(The input begins)

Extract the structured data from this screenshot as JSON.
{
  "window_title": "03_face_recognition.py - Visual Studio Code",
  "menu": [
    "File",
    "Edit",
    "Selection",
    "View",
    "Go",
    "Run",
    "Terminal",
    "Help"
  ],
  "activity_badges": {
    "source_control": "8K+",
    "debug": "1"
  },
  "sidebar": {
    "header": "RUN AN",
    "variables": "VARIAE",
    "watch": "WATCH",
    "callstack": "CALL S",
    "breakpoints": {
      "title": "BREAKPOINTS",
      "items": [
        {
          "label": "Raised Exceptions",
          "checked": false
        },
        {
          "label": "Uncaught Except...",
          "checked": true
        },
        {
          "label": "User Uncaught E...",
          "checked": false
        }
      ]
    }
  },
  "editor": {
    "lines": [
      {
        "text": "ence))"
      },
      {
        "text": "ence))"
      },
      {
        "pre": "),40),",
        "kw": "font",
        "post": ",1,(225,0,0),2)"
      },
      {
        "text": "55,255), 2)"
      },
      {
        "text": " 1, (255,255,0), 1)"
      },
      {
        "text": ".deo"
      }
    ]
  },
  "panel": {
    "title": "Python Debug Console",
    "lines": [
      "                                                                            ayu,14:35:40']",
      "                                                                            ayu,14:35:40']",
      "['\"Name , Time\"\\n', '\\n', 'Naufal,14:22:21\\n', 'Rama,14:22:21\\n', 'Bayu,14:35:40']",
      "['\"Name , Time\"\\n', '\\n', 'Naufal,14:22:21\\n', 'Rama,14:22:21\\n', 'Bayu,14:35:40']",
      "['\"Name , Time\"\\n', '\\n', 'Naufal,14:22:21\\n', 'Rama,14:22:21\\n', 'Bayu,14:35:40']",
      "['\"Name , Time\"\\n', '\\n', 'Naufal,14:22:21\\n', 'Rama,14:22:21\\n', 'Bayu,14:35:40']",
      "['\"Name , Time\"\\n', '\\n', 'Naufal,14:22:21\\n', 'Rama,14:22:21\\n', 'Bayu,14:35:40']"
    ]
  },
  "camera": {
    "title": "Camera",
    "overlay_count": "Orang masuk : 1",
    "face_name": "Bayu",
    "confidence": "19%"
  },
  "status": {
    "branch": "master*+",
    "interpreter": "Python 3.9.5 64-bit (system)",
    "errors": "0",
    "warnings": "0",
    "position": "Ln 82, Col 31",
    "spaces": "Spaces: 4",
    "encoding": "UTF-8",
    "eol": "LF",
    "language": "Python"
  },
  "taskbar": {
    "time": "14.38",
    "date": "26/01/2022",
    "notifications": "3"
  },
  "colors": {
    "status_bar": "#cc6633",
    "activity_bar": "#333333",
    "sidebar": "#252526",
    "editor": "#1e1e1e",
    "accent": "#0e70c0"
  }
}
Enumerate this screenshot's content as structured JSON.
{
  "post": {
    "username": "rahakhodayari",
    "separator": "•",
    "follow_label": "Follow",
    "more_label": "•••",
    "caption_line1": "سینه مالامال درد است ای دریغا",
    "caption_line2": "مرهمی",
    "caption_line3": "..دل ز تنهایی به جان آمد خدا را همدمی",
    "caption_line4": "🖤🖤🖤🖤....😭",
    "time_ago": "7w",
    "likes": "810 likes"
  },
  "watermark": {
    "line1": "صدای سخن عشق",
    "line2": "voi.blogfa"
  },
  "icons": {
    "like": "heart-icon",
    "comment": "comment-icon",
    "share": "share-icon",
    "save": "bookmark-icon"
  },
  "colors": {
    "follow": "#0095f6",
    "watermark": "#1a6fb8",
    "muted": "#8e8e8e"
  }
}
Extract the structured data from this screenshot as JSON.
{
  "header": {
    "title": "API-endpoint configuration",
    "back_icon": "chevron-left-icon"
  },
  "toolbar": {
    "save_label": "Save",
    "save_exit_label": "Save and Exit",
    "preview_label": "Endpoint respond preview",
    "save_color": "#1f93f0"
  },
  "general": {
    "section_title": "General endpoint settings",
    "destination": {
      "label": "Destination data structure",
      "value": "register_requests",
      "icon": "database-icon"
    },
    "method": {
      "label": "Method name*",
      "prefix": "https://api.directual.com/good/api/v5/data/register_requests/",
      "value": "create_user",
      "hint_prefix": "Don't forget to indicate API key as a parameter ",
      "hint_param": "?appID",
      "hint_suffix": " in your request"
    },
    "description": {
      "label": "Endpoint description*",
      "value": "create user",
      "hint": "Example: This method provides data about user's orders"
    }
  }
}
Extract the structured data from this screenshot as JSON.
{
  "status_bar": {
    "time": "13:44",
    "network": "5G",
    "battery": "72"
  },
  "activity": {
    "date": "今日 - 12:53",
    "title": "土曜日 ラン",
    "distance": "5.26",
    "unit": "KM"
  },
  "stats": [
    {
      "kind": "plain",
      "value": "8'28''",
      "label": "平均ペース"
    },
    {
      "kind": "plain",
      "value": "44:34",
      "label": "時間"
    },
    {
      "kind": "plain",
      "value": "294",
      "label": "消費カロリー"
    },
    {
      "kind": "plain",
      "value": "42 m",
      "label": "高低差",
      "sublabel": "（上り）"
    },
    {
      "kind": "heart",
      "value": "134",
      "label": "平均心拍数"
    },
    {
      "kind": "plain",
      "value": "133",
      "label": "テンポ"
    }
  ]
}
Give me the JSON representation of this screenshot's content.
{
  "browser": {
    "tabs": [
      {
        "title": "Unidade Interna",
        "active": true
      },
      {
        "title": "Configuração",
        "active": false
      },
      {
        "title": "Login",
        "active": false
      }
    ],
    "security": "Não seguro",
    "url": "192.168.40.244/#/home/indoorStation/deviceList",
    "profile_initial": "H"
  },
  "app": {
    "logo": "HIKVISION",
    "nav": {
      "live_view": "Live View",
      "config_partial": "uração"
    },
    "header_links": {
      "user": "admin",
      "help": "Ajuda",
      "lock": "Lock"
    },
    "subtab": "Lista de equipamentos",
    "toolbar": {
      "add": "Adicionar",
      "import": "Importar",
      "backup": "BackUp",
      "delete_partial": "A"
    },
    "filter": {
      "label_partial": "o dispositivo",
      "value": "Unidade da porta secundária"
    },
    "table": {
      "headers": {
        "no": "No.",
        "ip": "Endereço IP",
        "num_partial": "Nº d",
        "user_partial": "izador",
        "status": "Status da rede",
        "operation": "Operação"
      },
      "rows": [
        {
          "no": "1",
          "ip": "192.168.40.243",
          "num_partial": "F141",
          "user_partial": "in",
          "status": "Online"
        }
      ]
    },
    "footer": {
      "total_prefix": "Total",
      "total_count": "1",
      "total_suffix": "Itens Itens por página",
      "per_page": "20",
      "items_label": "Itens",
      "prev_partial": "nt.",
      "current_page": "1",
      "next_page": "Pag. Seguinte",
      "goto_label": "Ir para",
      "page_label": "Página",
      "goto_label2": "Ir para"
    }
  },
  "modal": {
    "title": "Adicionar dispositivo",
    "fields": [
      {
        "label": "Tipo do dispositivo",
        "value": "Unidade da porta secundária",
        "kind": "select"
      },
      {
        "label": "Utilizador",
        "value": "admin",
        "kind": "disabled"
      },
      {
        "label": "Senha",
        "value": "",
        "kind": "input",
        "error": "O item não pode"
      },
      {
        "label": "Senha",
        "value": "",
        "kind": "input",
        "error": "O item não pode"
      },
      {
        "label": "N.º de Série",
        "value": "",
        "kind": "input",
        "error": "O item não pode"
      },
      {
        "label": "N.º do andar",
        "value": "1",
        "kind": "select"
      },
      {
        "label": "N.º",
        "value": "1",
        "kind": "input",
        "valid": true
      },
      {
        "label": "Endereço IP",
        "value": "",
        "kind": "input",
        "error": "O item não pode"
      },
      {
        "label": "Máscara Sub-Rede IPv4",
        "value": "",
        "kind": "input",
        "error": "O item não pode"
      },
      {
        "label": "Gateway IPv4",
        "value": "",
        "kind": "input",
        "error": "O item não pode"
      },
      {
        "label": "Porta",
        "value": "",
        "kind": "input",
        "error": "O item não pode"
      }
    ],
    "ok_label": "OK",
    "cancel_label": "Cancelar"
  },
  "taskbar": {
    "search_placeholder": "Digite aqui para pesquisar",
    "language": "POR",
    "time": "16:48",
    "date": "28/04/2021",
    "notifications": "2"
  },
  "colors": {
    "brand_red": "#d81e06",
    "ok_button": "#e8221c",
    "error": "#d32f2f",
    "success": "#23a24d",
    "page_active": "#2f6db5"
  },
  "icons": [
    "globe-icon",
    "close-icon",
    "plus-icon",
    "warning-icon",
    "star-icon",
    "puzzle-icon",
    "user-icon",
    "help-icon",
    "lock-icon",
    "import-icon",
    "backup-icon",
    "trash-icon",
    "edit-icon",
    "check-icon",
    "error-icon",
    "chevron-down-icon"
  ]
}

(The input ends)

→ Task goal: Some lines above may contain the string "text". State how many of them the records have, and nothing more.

→ Problem solution: 5